Your answer must be an exact copy of the records below, minus any images.
┄┄┄┄┄┄┄┄┄┄┄┄┄┄┄┄┄┄┄┄
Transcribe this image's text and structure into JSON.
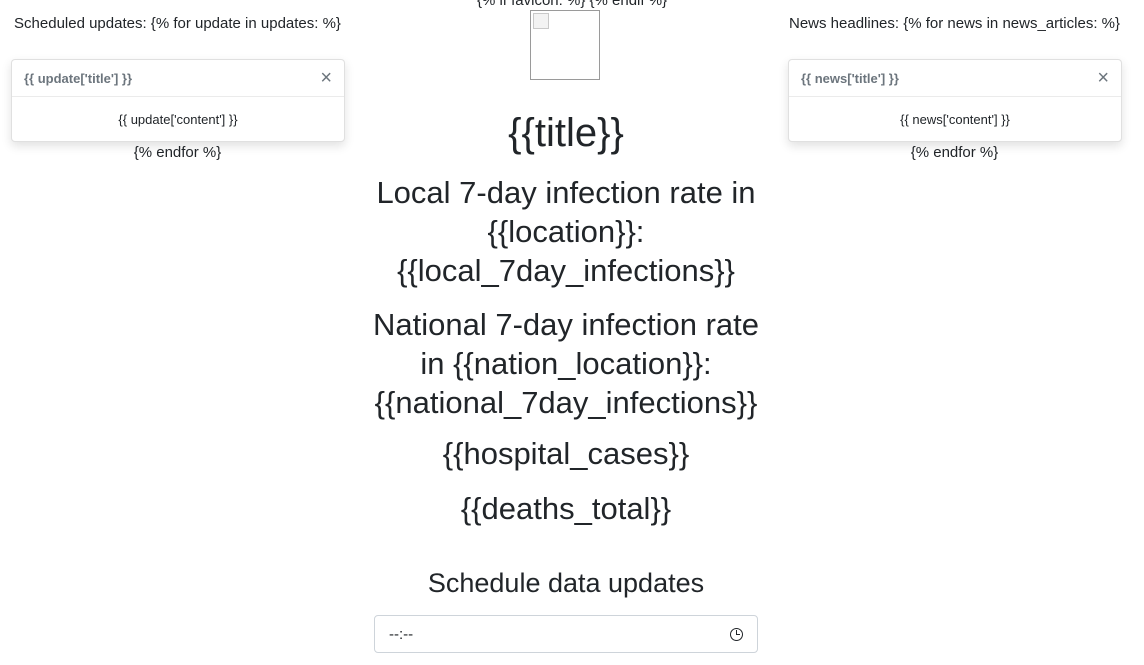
{
  "favicon": {
    "text": "{% if favicon: %} {% endif %}"
  },
  "left_panel": {
    "heading": "Scheduled updates: {% for update in updates: %}",
    "toast_title": "{{ update['title'] }}",
    "toast_body": "{{ update['content'] }}",
    "close_symbol": "×",
    "endfor": "{% endfor %}"
  },
  "right_panel": {
    "heading": "News headlines: {% for news in news_articles: %}",
    "toast_title": "{{ news['title'] }}",
    "toast_body": "{{ news['content'] }}",
    "close_symbol": "×",
    "endfor": "{% endfor %}"
  },
  "main": {
    "title": "{{title}}",
    "local_rate": "Local 7-day infection rate in {{location}}: {{local_7day_infections}}",
    "national_rate": "National 7-day infection rate in {{nation_location}}: {{national_7day_infections}}",
    "hospital_cases": "{{hospital_cases}}",
    "deaths_total": "{{deaths_total}}",
    "schedule_heading": "Schedule data updates",
    "time_input_value": "--:--"
  },
  "icons": {
    "clock": "clock-icon",
    "close": "close-icon"
  }
}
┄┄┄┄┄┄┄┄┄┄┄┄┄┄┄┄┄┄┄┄
» **Response below**
Transcribe this image's text and structure into JSON.
{
  "favicon": {
    "text": "{% if favicon: %} {% endif %}"
  },
  "left_panel": {
    "heading": "Scheduled updates: {% for update in updates: %}",
    "toast_title": "{{ update['title'] }}",
    "toast_body": "{{ update['content'] }}",
    "close_symbol": "×",
    "endfor": "{% endfor %}"
  },
  "right_panel": {
    "heading": "News headlines: {% for news in news_articles: %}",
    "toast_title": "{{ news['title'] }}",
    "toast_body": "{{ news['content'] }}",
    "close_symbol": "×",
    "endfor": "{% endfor %}"
  },
  "main": {
    "title": "{{title}}",
    "local_rate": "Local 7-day infection rate in {{location}}: {{local_7day_infections}}",
    "national_rate": "National 7-day infection rate in {{nation_location}}: {{national_7day_infections}}",
    "hospital_cases": "{{hospital_cases}}",
    "deaths_total": "{{deaths_total}}",
    "schedule_heading": "Schedule data updates",
    "time_input_value": "--:--"
  },
  "icons": {
    "clock": "clock-icon",
    "close": "close-icon"
  }
}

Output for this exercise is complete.